◆ **What you will do**:
What is needed is a word-for-word copy of every record below, minus the pictures.

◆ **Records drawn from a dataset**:
== Segment start ==
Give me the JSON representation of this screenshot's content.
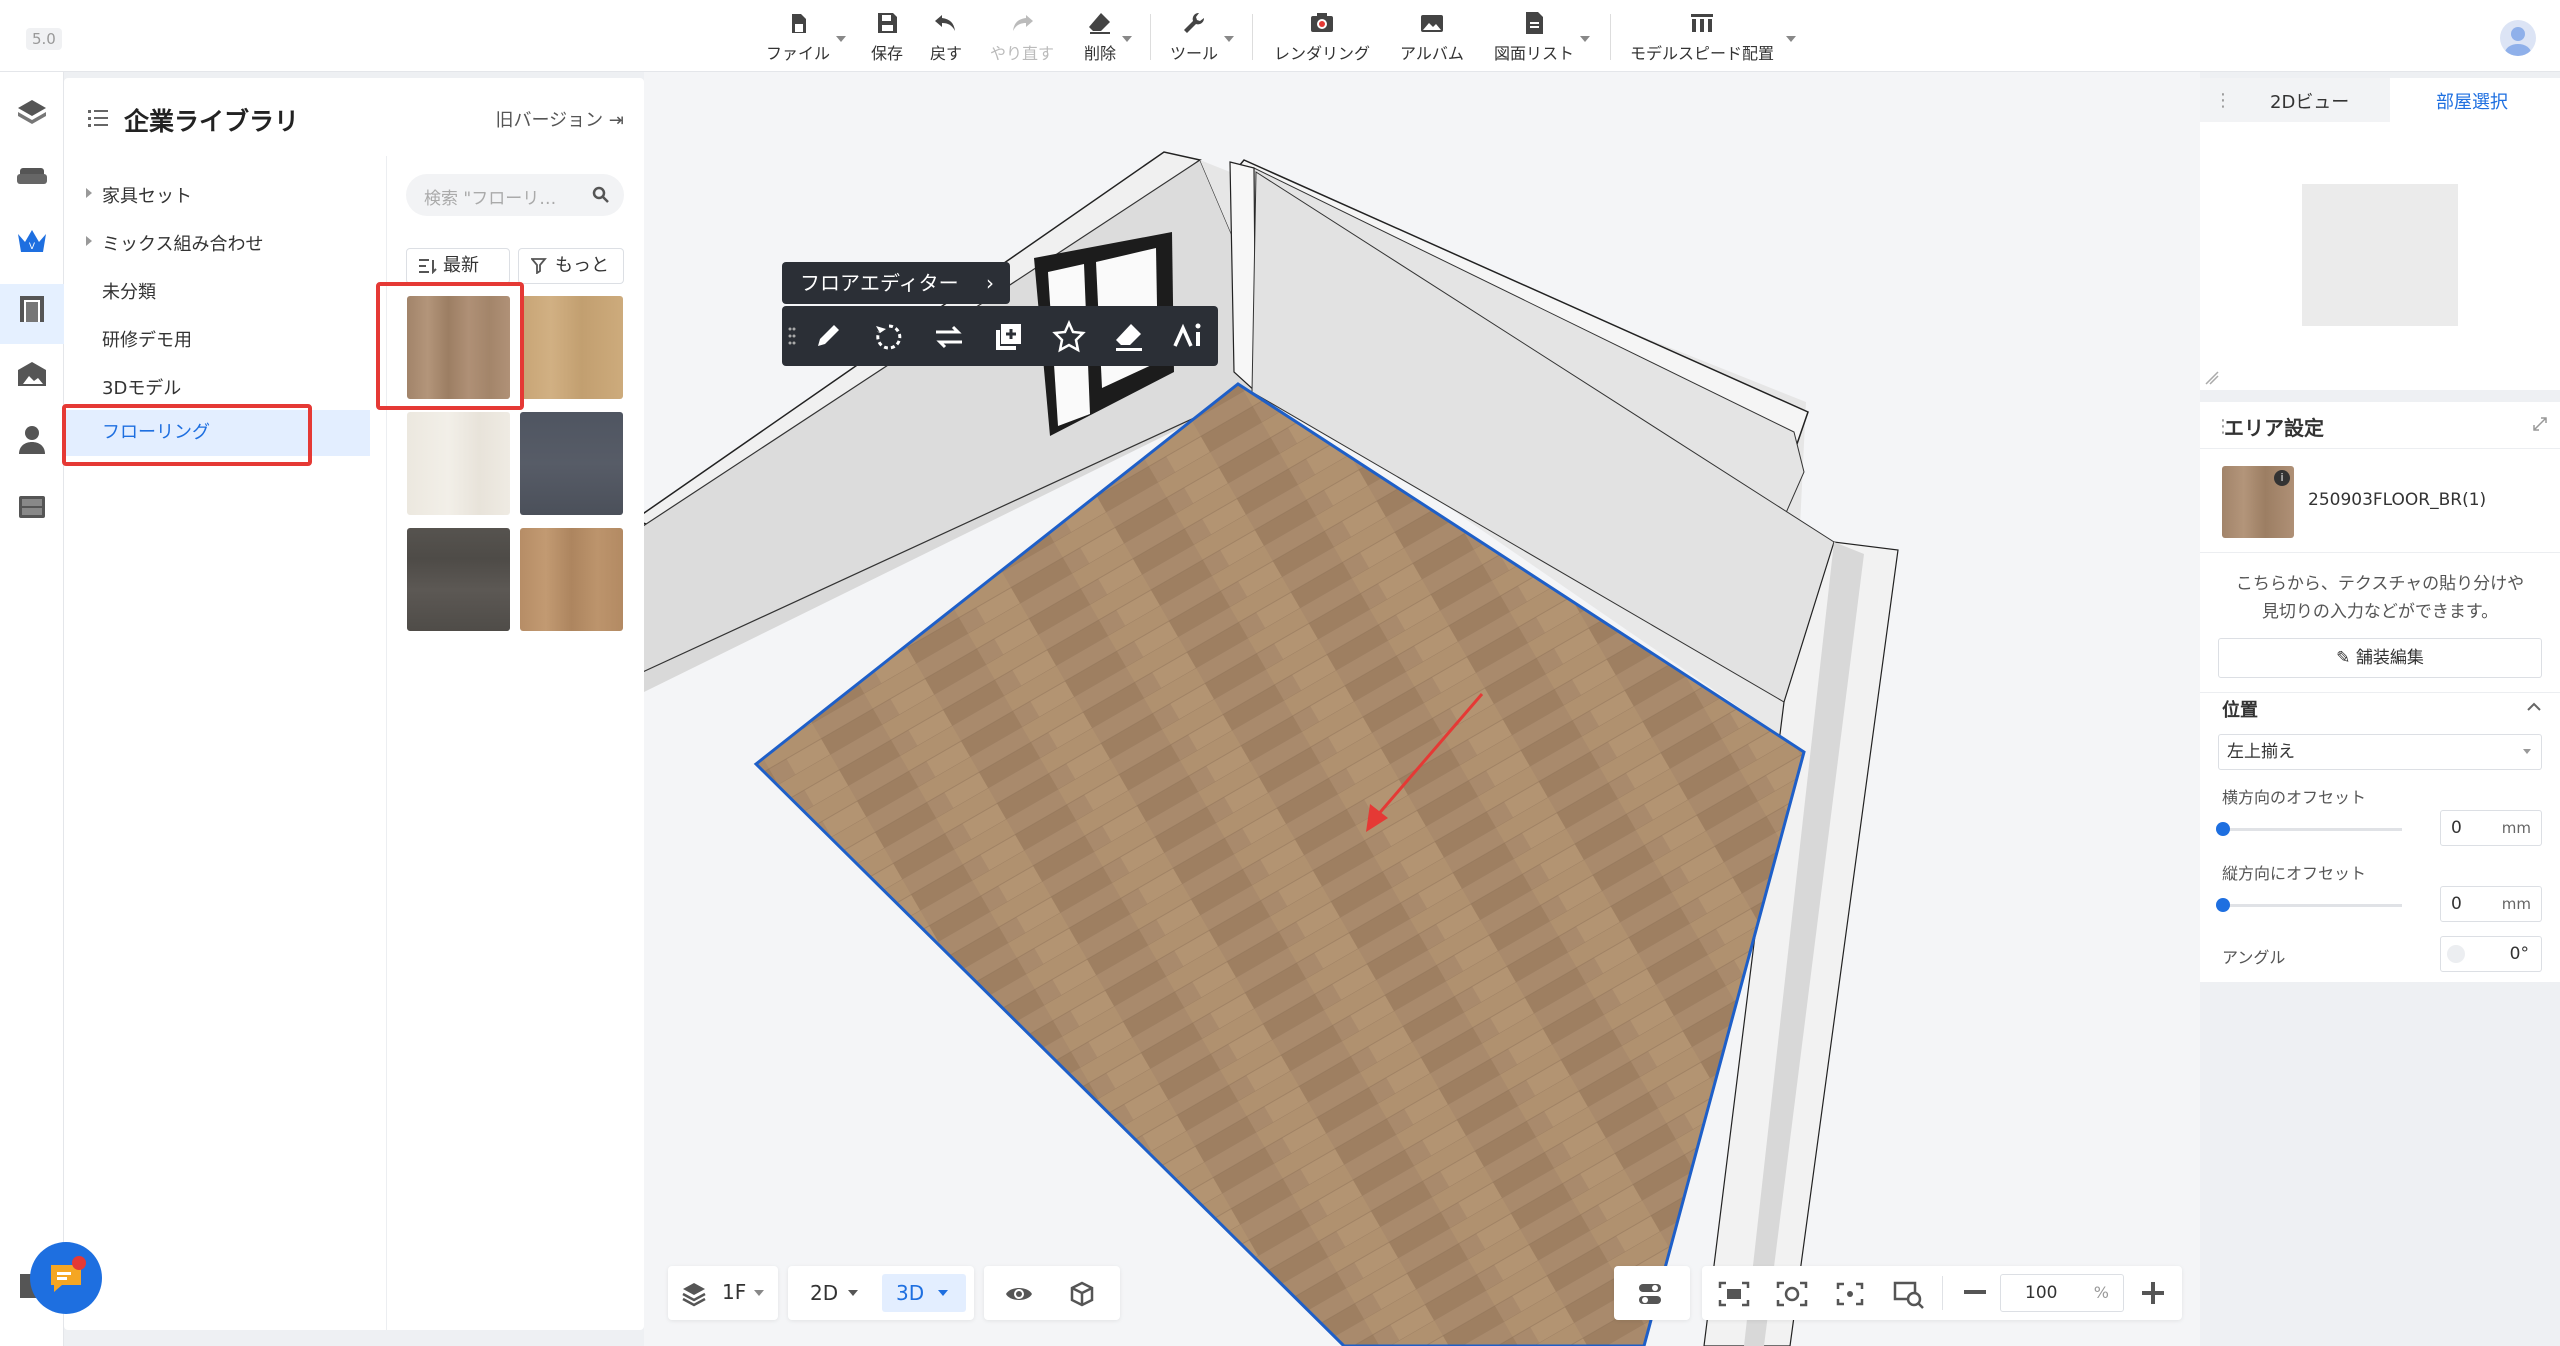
{
  "app": {
    "version": "5.0"
  },
  "toolbar": {
    "file": "ファイル",
    "save": "保存",
    "undo": "戻す",
    "redo": "やり直す",
    "delete": "削除",
    "tools": "ツール",
    "render": "レンダリング",
    "album": "アルバム",
    "drawings": "図面リスト",
    "model_speed": "モデルスピード配置"
  },
  "library": {
    "title": "企業ライブラリ",
    "old_version": "旧バージョン",
    "categories": [
      {
        "label": "家具セット",
        "expandable": true
      },
      {
        "label": "ミックス組み合わせ",
        "expandable": true
      },
      {
        "label": "未分類",
        "expandable": false
      },
      {
        "label": "研修デモ用",
        "expandable": false
      },
      {
        "label": "3Dモデル",
        "expandable": false
      },
      {
        "label": "フローリング",
        "expandable": false,
        "selected": true
      }
    ],
    "search_placeholder": "検索 \"フローリ…",
    "sort_latest": "最新",
    "filter_more": "もっと",
    "textures": [
      {
        "color": "#a98a6c",
        "selected": true
      },
      {
        "color": "#c9a777"
      },
      {
        "color": "#ece8e0"
      },
      {
        "color": "#505560"
      },
      {
        "color": "#55524e"
      },
      {
        "color": "#b88f68"
      }
    ]
  },
  "floor_toolbar": {
    "label": "フロアエディター"
  },
  "right_panel": {
    "tab_2d": "2Dビュー",
    "tab_room": "部屋選択",
    "area_title": "エリア設定",
    "material_name": "250903FLOOR_BR(1)",
    "description_line1": "こちらから、テクスチャの貼り分けや",
    "description_line2": "見切りの入力などができます。",
    "edit_button": "舗装編集",
    "position_title": "位置",
    "alignment": "左上揃え",
    "h_offset_label": "横方向のオフセット",
    "h_offset_value": "0",
    "v_offset_label": "縦方向にオフセット",
    "v_offset_value": "0",
    "unit": "mm",
    "angle_label": "アングル",
    "angle_value": "0",
    "angle_unit": "°"
  },
  "bottom": {
    "floor": "1F",
    "view2d": "2D",
    "view3d": "3D",
    "zoom": "100",
    "zoom_unit": "%"
  },
  "colors": {
    "accent": "#1e6fe0",
    "highlight": "#e53935",
    "floor": "#a98a6c"
  }
}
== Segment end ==
◆ **Solution for this task**:
Give me the JSON representation of this screenshot's content.
{
  "app": {
    "version": "5.0"
  },
  "toolbar": {
    "file": "ファイル",
    "save": "保存",
    "undo": "戻す",
    "redo": "やり直す",
    "delete": "削除",
    "tools": "ツール",
    "render": "レンダリング",
    "album": "アルバム",
    "drawings": "図面リスト",
    "model_speed": "モデルスピード配置"
  },
  "library": {
    "title": "企業ライブラリ",
    "old_version": "旧バージョン",
    "categories": [
      {
        "label": "家具セット",
        "expandable": true
      },
      {
        "label": "ミックス組み合わせ",
        "expandable": true
      },
      {
        "label": "未分類",
        "expandable": false
      },
      {
        "label": "研修デモ用",
        "expandable": false
      },
      {
        "label": "3Dモデル",
        "expandable": false
      },
      {
        "label": "フローリング",
        "expandable": false,
        "selected": true
      }
    ],
    "search_placeholder": "検索 \"フローリ…",
    "sort_latest": "最新",
    "filter_more": "もっと",
    "textures": [
      {
        "color": "#a98a6c",
        "selected": true
      },
      {
        "color": "#c9a777"
      },
      {
        "color": "#ece8e0"
      },
      {
        "color": "#505560"
      },
      {
        "color": "#55524e"
      },
      {
        "color": "#b88f68"
      }
    ]
  },
  "floor_toolbar": {
    "label": "フロアエディター"
  },
  "right_panel": {
    "tab_2d": "2Dビュー",
    "tab_room": "部屋選択",
    "area_title": "エリア設定",
    "material_name": "250903FLOOR_BR(1)",
    "description_line1": "こちらから、テクスチャの貼り分けや",
    "description_line2": "見切りの入力などができます。",
    "edit_button": "舗装編集",
    "position_title": "位置",
    "alignment": "左上揃え",
    "h_offset_label": "横方向のオフセット",
    "h_offset_value": "0",
    "v_offset_label": "縦方向にオフセット",
    "v_offset_value": "0",
    "unit": "mm",
    "angle_label": "アングル",
    "angle_value": "0",
    "angle_unit": "°"
  },
  "bottom": {
    "floor": "1F",
    "view2d": "2D",
    "view3d": "3D",
    "zoom": "100",
    "zoom_unit": "%"
  },
  "colors": {
    "accent": "#1e6fe0",
    "highlight": "#e53935",
    "floor": "#a98a6c"
  }
}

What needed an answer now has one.